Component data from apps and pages
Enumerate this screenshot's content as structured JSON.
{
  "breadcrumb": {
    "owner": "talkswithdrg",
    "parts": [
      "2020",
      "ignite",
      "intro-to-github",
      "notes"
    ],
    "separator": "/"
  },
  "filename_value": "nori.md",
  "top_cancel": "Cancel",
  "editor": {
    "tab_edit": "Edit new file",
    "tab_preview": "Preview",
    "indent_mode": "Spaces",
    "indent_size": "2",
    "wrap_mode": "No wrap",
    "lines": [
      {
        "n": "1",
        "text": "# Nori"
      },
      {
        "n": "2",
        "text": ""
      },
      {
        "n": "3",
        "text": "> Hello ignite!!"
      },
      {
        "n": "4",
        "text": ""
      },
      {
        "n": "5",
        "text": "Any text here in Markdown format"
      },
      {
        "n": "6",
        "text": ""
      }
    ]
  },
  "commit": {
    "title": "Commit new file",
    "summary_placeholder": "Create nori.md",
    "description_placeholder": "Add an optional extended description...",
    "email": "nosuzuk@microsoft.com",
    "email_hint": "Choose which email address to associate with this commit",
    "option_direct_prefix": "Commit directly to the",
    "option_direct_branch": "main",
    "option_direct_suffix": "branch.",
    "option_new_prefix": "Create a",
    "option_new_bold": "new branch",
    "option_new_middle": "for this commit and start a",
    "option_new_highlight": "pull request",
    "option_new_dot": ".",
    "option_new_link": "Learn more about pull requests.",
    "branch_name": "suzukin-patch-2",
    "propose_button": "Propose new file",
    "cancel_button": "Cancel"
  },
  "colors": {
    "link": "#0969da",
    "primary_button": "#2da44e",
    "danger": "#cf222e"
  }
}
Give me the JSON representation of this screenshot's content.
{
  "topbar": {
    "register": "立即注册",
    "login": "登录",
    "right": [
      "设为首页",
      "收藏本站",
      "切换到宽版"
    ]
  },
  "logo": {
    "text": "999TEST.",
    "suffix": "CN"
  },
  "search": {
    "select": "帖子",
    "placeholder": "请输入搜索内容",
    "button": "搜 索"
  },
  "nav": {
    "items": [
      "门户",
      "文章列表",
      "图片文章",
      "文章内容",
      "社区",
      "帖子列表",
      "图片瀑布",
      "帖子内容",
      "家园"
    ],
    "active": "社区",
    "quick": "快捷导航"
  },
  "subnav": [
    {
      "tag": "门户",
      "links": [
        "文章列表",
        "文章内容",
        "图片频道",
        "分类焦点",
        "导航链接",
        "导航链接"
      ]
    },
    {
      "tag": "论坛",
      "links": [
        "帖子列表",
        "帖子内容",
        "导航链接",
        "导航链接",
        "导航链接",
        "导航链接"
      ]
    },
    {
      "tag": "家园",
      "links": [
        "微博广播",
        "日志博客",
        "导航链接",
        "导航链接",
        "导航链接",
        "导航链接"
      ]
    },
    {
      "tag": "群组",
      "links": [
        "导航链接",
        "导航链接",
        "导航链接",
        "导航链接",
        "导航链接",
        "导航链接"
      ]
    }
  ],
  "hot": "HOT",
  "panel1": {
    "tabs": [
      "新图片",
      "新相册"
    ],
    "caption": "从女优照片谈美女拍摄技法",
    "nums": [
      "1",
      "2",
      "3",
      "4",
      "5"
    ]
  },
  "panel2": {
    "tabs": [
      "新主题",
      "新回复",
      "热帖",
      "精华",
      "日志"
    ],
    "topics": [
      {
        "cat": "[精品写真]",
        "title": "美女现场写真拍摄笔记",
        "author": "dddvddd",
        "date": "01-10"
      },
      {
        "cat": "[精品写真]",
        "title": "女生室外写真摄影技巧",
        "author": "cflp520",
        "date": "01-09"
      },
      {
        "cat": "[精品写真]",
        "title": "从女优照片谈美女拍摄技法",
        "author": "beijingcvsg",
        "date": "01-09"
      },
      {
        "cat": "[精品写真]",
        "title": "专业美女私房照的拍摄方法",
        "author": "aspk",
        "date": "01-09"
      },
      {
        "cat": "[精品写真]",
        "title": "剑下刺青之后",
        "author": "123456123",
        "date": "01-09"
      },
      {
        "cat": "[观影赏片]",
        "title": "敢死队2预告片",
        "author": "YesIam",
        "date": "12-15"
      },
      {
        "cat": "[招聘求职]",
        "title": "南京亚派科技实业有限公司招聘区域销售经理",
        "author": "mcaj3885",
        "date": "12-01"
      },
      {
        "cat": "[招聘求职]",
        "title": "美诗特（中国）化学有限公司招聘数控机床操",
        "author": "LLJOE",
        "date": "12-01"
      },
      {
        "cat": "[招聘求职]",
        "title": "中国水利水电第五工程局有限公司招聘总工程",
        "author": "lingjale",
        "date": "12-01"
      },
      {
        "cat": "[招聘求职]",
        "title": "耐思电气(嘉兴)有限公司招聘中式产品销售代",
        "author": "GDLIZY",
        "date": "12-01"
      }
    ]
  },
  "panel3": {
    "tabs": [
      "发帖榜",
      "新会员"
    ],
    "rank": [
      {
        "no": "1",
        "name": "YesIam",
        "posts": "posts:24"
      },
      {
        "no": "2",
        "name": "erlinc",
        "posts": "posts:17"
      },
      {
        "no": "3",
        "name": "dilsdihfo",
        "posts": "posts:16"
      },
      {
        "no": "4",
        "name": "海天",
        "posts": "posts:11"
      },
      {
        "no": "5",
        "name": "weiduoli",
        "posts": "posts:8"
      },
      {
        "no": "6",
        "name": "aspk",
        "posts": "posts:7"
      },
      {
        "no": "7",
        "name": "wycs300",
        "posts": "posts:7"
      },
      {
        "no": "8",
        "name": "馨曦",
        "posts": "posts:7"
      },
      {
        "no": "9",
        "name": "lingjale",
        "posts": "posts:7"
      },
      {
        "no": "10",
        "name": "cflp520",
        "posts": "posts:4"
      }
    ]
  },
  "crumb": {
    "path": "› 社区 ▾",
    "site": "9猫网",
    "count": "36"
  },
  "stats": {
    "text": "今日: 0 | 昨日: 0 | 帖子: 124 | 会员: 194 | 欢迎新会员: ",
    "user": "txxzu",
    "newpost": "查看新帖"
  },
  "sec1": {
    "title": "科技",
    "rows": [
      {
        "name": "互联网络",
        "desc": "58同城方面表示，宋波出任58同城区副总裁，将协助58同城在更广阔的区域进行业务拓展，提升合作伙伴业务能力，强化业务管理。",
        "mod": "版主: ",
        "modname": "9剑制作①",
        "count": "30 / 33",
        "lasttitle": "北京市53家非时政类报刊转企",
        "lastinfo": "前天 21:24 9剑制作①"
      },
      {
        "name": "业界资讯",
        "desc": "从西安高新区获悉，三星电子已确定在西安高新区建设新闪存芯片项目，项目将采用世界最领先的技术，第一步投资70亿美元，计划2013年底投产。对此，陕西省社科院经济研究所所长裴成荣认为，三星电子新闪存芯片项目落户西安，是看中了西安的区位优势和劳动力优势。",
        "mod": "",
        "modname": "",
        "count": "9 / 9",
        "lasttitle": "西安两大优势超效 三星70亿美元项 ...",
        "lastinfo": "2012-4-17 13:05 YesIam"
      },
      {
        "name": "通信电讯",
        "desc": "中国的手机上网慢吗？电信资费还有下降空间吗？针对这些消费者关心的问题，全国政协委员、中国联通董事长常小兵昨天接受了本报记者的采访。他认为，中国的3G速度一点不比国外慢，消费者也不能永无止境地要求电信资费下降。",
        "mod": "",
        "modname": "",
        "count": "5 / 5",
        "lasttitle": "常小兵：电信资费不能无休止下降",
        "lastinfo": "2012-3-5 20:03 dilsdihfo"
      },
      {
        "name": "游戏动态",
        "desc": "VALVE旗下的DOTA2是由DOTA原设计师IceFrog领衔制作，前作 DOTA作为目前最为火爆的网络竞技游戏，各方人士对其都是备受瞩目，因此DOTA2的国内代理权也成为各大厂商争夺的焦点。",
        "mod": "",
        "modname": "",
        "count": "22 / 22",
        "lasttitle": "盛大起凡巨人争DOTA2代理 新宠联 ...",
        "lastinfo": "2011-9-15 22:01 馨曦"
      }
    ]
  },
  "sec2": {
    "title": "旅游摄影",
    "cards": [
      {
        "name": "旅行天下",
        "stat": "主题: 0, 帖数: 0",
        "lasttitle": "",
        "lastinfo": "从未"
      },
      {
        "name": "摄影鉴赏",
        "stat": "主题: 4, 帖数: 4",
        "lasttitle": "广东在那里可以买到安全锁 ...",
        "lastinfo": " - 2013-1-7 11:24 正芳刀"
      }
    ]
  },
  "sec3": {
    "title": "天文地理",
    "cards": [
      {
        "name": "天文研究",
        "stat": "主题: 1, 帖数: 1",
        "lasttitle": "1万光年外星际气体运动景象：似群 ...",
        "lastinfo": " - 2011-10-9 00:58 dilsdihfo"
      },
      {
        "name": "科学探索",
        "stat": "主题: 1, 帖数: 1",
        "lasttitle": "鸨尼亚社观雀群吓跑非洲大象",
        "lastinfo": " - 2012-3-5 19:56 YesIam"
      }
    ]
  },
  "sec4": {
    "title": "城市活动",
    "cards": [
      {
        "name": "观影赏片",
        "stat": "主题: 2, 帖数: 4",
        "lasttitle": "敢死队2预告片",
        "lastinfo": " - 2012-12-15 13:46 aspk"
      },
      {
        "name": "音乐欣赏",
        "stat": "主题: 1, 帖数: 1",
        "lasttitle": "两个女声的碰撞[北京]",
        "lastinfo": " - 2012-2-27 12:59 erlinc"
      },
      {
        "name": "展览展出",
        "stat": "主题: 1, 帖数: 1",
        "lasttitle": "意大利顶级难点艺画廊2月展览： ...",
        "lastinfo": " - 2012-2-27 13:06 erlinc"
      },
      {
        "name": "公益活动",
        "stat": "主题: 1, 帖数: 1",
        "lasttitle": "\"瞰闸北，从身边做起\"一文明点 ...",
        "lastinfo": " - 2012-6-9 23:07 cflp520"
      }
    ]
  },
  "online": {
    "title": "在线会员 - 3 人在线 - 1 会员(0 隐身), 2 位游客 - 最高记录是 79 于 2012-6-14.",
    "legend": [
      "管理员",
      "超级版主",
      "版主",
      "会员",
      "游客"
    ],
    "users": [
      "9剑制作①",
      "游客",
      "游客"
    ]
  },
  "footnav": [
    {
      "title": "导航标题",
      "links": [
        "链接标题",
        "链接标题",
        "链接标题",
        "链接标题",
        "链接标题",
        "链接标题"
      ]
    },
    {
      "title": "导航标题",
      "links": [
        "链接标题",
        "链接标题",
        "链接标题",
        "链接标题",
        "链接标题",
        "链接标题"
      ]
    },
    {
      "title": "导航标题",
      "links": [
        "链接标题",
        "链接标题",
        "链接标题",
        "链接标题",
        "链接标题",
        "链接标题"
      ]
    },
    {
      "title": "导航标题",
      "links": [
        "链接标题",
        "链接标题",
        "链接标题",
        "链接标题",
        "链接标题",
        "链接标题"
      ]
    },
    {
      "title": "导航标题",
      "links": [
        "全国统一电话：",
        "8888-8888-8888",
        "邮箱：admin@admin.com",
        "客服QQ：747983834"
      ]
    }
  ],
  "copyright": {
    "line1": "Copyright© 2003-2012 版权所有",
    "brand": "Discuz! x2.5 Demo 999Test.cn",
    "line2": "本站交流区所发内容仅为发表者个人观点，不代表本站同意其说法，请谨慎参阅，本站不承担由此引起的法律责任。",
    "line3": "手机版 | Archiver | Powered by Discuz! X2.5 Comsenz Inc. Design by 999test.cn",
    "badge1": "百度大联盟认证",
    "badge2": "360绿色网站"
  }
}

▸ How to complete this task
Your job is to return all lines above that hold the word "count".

▸ Response
    "count": "36"
        "count": "30 / 33",
        "count": "9 / 9",
        "count": "5 / 5",
        "count": "22 / 22",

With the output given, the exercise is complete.